[Start of section]

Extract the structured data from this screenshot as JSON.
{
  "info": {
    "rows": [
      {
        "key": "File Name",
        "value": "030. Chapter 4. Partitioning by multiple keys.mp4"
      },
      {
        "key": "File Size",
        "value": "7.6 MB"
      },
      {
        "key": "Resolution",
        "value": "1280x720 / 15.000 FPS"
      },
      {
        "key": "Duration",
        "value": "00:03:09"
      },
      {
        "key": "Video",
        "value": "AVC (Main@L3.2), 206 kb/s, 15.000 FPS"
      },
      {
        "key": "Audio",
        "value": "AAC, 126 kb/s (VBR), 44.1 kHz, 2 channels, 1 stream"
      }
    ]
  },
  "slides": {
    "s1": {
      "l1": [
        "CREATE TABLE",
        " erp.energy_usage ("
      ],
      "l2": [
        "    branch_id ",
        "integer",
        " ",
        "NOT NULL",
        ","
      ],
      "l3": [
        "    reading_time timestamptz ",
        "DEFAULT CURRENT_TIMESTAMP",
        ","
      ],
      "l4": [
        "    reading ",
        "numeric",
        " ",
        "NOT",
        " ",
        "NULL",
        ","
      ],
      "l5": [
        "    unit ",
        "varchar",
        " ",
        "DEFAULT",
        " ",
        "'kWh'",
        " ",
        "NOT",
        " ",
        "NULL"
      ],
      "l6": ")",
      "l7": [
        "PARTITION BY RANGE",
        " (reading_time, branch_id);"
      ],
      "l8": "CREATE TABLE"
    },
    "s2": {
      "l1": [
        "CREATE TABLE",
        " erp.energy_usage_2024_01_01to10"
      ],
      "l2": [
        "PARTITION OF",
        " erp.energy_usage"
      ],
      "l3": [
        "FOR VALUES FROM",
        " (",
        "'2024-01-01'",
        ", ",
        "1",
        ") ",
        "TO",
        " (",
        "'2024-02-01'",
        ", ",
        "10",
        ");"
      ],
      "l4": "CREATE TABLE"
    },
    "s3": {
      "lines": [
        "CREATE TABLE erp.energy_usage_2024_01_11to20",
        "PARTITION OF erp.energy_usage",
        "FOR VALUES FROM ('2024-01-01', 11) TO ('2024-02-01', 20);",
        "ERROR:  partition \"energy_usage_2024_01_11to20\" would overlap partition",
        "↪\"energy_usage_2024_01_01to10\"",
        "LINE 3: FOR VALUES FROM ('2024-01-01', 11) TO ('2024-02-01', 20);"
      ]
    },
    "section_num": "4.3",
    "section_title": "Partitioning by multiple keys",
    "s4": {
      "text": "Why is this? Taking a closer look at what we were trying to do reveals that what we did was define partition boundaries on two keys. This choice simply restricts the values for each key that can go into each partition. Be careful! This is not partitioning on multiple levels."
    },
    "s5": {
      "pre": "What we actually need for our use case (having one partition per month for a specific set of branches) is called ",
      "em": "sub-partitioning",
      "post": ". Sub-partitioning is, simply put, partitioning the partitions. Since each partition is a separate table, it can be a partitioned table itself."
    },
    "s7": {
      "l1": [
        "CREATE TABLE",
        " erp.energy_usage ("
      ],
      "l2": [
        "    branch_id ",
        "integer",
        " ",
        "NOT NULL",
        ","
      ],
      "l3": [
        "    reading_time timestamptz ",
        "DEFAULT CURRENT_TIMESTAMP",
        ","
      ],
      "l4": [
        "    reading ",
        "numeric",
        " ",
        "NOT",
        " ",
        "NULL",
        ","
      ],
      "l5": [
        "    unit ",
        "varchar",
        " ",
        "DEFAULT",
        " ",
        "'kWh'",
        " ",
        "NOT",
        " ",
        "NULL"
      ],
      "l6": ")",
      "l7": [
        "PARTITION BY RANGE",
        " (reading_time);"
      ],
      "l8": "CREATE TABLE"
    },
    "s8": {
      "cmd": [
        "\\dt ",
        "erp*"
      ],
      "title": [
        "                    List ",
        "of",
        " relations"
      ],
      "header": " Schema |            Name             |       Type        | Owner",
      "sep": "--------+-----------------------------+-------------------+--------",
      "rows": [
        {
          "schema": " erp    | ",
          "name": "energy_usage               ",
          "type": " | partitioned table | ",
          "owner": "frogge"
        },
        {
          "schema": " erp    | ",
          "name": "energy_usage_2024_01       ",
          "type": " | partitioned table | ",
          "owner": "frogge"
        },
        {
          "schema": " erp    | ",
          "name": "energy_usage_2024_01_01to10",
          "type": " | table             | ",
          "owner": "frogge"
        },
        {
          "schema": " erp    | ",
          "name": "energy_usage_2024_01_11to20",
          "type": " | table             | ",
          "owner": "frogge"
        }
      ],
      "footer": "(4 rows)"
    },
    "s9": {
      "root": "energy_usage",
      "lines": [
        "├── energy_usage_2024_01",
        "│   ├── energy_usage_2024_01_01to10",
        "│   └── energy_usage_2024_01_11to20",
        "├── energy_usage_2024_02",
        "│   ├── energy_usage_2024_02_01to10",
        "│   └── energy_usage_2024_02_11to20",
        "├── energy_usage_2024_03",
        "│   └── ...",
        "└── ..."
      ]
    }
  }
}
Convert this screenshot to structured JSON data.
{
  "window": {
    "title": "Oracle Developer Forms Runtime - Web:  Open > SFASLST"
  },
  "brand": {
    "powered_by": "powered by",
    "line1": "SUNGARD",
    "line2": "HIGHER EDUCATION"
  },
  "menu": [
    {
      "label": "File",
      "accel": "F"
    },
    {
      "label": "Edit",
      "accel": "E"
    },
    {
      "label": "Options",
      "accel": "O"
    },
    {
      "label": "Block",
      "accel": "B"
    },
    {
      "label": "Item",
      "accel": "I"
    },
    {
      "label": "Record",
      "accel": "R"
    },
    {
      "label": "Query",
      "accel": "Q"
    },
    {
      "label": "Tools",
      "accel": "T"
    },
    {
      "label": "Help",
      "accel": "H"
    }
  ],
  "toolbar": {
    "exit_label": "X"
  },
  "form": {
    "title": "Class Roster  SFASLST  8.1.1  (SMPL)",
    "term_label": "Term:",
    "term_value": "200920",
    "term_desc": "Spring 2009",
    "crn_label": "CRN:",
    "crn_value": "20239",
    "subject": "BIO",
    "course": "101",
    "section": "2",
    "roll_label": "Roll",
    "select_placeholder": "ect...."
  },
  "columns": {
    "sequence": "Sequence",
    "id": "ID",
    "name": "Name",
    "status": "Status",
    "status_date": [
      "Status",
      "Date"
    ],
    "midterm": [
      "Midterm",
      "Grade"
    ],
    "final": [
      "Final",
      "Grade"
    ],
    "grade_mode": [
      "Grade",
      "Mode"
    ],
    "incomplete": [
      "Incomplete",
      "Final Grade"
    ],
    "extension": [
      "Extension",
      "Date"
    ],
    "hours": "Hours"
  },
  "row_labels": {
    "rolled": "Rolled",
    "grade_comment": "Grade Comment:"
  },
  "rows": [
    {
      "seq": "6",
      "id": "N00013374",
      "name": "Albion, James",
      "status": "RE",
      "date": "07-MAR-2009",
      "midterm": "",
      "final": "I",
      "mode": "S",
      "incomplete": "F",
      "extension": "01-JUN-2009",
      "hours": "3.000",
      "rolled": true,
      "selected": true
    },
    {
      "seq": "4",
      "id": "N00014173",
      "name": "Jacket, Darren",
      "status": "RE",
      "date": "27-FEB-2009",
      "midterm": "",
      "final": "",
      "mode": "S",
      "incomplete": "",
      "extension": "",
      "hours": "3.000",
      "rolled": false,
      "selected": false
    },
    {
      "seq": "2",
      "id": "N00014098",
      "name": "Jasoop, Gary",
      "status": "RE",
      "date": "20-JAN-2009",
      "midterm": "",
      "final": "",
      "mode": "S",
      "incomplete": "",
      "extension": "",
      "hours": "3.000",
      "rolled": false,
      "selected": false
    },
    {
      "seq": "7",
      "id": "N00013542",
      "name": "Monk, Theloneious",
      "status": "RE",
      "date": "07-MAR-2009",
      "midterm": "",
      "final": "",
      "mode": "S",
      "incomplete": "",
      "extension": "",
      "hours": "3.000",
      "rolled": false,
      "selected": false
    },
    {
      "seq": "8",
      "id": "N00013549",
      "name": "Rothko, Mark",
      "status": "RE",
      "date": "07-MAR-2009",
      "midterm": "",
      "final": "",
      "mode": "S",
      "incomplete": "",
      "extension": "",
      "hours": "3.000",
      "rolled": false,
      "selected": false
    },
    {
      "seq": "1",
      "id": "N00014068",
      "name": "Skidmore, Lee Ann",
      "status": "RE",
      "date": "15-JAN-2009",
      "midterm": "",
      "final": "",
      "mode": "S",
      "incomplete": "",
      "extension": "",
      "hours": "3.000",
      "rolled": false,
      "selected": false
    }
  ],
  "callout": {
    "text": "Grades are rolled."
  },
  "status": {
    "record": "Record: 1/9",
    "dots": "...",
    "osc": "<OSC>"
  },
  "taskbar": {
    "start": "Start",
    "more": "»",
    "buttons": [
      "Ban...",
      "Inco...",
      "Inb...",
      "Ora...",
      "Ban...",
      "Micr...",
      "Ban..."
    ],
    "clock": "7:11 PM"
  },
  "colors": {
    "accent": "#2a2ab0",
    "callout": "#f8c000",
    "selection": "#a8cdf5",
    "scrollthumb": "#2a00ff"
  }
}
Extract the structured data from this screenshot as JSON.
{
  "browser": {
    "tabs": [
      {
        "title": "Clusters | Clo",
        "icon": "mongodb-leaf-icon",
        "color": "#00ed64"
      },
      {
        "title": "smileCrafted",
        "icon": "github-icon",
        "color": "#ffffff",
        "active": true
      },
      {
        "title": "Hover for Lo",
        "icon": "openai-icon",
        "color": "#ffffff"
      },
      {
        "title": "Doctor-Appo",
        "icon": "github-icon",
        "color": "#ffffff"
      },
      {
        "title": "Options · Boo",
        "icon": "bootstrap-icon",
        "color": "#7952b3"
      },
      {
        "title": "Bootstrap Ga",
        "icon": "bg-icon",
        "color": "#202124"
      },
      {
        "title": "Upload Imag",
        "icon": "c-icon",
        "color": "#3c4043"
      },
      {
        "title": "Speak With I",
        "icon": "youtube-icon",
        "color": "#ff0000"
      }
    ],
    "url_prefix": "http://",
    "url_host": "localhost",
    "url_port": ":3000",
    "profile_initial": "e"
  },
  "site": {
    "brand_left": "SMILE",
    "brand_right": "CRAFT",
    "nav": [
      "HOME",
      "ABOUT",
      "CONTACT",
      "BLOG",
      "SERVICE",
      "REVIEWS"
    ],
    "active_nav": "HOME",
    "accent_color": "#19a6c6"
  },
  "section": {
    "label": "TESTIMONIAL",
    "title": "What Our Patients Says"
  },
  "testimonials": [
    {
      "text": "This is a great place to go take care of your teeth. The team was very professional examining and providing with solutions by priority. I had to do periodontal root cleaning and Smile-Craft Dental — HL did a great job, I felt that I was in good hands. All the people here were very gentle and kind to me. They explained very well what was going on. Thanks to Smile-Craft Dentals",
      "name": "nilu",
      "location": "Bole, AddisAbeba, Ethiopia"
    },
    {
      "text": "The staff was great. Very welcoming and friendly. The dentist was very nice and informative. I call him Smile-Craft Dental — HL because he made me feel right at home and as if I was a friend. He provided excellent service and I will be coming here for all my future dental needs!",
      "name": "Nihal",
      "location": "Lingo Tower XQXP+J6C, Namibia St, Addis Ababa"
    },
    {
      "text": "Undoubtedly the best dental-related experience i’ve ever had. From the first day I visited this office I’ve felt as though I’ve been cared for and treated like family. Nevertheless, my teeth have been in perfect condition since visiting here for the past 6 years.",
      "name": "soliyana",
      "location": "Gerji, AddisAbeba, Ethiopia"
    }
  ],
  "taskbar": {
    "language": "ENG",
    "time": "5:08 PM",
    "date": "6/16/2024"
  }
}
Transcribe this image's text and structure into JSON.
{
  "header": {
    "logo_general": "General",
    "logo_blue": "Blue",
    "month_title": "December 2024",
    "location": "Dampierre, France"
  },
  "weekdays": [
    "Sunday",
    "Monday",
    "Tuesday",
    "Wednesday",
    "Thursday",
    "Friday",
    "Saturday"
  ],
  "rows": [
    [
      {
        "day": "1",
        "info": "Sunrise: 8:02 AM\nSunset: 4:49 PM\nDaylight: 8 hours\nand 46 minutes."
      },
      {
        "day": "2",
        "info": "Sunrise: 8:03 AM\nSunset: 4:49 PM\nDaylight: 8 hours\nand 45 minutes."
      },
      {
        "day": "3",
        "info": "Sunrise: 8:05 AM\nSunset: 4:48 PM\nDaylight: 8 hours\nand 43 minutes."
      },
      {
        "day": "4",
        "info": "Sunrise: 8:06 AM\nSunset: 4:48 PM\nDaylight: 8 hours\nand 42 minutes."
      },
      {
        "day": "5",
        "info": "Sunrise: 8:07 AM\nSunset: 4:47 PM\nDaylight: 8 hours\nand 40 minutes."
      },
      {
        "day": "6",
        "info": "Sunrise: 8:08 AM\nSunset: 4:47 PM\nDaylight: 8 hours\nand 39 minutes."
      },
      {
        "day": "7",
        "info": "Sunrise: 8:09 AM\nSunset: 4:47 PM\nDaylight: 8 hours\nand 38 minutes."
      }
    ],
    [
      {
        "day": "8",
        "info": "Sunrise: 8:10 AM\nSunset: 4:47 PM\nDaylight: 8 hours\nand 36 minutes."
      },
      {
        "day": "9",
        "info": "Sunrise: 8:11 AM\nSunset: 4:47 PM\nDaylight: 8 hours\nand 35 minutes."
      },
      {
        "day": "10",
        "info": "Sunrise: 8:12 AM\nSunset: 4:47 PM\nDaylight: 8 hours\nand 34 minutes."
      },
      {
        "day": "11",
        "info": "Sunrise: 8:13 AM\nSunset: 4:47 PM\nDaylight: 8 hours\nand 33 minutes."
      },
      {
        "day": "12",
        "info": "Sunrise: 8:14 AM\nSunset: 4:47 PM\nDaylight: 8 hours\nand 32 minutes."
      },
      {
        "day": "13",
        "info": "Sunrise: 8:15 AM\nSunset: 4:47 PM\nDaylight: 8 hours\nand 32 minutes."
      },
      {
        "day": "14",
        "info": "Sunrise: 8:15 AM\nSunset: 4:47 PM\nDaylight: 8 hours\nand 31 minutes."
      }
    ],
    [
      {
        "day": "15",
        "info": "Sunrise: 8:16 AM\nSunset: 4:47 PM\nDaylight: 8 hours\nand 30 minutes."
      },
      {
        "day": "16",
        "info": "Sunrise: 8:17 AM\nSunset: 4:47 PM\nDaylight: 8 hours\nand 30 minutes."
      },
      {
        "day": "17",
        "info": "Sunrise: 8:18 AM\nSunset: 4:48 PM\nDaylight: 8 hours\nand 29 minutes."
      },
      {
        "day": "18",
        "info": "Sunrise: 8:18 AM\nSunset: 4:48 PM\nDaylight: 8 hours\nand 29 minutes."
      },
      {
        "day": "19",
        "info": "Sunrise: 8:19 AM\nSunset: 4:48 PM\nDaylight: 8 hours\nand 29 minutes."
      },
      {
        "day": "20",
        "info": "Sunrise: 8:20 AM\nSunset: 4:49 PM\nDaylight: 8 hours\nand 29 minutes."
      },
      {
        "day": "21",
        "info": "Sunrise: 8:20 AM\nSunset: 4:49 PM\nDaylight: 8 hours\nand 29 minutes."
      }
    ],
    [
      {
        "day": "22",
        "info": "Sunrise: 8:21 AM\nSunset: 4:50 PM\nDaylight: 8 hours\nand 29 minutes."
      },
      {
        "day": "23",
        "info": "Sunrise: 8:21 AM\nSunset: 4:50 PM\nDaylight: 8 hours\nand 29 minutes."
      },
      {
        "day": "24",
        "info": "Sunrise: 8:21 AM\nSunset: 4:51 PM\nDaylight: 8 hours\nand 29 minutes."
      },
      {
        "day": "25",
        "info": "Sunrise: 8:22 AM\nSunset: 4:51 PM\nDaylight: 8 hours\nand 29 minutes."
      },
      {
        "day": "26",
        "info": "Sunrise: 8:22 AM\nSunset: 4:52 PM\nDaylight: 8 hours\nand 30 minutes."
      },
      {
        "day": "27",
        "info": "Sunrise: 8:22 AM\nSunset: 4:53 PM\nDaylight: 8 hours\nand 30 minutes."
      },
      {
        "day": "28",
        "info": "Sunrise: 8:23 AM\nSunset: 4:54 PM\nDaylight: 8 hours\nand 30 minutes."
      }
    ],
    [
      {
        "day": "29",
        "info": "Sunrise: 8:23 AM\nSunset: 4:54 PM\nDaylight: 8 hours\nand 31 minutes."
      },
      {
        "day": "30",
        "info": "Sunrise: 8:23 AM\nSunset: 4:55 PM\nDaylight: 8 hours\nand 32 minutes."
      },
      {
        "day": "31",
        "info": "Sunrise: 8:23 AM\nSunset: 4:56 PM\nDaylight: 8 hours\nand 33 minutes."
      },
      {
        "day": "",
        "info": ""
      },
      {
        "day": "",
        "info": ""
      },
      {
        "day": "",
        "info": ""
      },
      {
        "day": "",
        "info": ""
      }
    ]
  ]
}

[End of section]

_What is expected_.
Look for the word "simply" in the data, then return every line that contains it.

_Expected answer_.
      "text": "Why is this? Taking a closer look at what we were trying to do reveals that what we did was define partition boundaries on two keys. This choice simply restricts the values for each key that can go into each partition. Be careful! This is not partitioning on multiple levels."
      "post": ". Sub-partitioning is, simply put, partitioning the partitions. Since each partition is a separate table, it can be a partitioned table itself."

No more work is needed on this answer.